** Opening Material supplied block **

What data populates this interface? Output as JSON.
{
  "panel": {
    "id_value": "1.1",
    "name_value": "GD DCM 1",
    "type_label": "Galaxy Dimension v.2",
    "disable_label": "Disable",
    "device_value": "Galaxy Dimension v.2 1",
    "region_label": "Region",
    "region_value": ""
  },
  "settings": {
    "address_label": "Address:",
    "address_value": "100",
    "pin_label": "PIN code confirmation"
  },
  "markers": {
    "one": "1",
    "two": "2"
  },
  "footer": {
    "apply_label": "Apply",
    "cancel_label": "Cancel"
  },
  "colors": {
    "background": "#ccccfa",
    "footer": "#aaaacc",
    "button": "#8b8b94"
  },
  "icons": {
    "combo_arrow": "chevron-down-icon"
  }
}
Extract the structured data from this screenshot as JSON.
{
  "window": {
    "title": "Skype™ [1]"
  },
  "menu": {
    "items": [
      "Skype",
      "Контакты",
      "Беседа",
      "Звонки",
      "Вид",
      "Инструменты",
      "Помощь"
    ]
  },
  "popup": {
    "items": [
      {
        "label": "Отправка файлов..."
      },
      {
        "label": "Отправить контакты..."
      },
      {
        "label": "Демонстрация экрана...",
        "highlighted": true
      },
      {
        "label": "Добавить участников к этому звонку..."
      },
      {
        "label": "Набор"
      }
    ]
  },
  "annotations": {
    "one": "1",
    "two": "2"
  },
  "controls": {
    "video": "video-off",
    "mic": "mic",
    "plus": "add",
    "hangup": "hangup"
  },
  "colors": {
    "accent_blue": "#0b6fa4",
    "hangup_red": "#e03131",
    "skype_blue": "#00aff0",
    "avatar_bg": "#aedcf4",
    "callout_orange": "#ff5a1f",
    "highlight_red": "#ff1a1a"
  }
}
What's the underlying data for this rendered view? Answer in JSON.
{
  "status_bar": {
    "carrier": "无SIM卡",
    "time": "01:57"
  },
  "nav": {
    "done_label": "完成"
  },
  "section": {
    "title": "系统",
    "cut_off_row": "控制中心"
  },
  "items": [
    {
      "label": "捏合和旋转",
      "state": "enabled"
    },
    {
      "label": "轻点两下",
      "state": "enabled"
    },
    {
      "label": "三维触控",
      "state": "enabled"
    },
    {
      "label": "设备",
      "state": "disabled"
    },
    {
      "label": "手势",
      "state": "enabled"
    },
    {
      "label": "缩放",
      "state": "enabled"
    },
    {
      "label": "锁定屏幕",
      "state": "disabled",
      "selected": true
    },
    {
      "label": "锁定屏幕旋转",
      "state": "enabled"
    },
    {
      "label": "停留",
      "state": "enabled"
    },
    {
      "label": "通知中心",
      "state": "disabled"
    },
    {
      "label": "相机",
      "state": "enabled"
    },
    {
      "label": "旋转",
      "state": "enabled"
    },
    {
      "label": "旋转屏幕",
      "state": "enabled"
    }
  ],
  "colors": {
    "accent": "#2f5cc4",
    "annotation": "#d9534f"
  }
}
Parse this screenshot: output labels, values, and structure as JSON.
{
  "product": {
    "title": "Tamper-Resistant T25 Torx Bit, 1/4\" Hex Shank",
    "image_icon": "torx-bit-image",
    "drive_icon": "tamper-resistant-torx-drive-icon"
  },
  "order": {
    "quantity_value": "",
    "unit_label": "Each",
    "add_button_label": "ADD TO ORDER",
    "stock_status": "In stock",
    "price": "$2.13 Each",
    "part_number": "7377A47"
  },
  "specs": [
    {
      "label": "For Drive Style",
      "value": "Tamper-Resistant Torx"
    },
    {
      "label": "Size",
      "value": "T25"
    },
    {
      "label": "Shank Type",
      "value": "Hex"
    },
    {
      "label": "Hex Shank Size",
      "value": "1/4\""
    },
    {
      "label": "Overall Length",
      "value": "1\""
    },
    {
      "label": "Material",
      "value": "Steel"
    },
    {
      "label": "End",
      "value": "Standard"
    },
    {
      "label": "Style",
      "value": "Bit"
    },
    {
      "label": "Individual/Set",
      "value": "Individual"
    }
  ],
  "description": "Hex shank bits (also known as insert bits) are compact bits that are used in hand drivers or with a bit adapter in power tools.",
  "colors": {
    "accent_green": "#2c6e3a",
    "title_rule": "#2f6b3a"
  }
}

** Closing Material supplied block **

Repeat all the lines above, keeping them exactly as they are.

■ Response ■
What data populates this interface? Output as JSON.
{
  "panel": {
    "id_value": "1.1",
    "name_value": "GD DCM 1",
    "type_label": "Galaxy Dimension v.2",
    "disable_label": "Disable",
    "device_value": "Galaxy Dimension v.2 1",
    "region_label": "Region",
    "region_value": ""
  },
  "settings": {
    "address_label": "Address:",
    "address_value": "100",
    "pin_label": "PIN code confirmation"
  },
  "markers": {
    "one": "1",
    "two": "2"
  },
  "footer": {
    "apply_label": "Apply",
    "cancel_label": "Cancel"
  },
  "colors": {
    "background": "#ccccfa",
    "footer": "#aaaacc",
    "button": "#8b8b94"
  },
  "icons": {
    "combo_arrow": "chevron-down-icon"
  }
}
Extract the structured data from this screenshot as JSON.
{
  "window": {
    "title": "Skype™ [1]"
  },
  "menu": {
    "items": [
      "Skype",
      "Контакты",
      "Беседа",
      "Звонки",
      "Вид",
      "Инструменты",
      "Помощь"
    ]
  },
  "popup": {
    "items": [
      {
        "label": "Отправка файлов..."
      },
      {
        "label": "Отправить контакты..."
      },
      {
        "label": "Демонстрация экрана...",
        "highlighted": true
      },
      {
        "label": "Добавить участников к этому звонку..."
      },
      {
        "label": "Набор"
      }
    ]
  },
  "annotations": {
    "one": "1",
    "two": "2"
  },
  "controls": {
    "video": "video-off",
    "mic": "mic",
    "plus": "add",
    "hangup": "hangup"
  },
  "colors": {
    "accent_blue": "#0b6fa4",
    "hangup_red": "#e03131",
    "skype_blue": "#00aff0",
    "avatar_bg": "#aedcf4",
    "callout_orange": "#ff5a1f",
    "highlight_red": "#ff1a1a"
  }
}
What's the underlying data for this rendered view? Answer in JSON.
{
  "status_bar": {
    "carrier": "无SIM卡",
    "time": "01:57"
  },
  "nav": {
    "done_label": "完成"
  },
  "section": {
    "title": "系统",
    "cut_off_row": "控制中心"
  },
  "items": [
    {
      "label": "捏合和旋转",
      "state": "enabled"
    },
    {
      "label": "轻点两下",
      "state": "enabled"
    },
    {
      "label": "三维触控",
      "state": "enabled"
    },
    {
      "label": "设备",
      "state": "disabled"
    },
    {
      "label": "手势",
      "state": "enabled"
    },
    {
      "label": "缩放",
      "state": "enabled"
    },
    {
      "label": "锁定屏幕",
      "state": "disabled",
      "selected": true
    },
    {
      "label": "锁定屏幕旋转",
      "state": "enabled"
    },
    {
      "label": "停留",
      "state": "enabled"
    },
    {
      "label": "通知中心",
      "state": "disabled"
    },
    {
      "label": "相机",
      "state": "enabled"
    },
    {
      "label": "旋转",
      "state": "enabled"
    },
    {
      "label": "旋转屏幕",
      "state": "enabled"
    }
  ],
  "colors": {
    "accent": "#2f5cc4",
    "annotation": "#d9534f"
  }
}
Parse this screenshot: output labels, values, and structure as JSON.
{
  "product": {
    "title": "Tamper-Resistant T25 Torx Bit, 1/4\" Hex Shank",
    "image_icon": "torx-bit-image",
    "drive_icon": "tamper-resistant-torx-drive-icon"
  },
  "order": {
    "quantity_value": "",
    "unit_label": "Each",
    "add_button_label": "ADD TO ORDER",
    "stock_status": "In stock",
    "price": "$2.13 Each",
    "part_number": "7377A47"
  },
  "specs": [
    {
      "label": "For Drive Style",
      "value": "Tamper-Resistant Torx"
    },
    {
      "label": "Size",
      "value": "T25"
    },
    {
      "label": "Shank Type",
      "value": "Hex"
    },
    {
      "label": "Hex Shank Size",
      "value": "1/4\""
    },
    {
      "label": "Overall Length",
      "value": "1\""
    },
    {
      "label": "Material",
      "value": "Steel"
    },
    {
      "label": "End",
      "value": "Standard"
    },
    {
      "label": "Style",
      "value": "Bit"
    },
    {
      "label": "Individual/Set",
      "value": "Individual"
    }
  ],
  "description": "Hex shank bits (also known as insert bits) are compact bits that are used in hand drivers or with a bit adapter in power tools.",
  "colors": {
    "accent_green": "#2c6e3a",
    "title_rule": "#2f6b3a"
  }
}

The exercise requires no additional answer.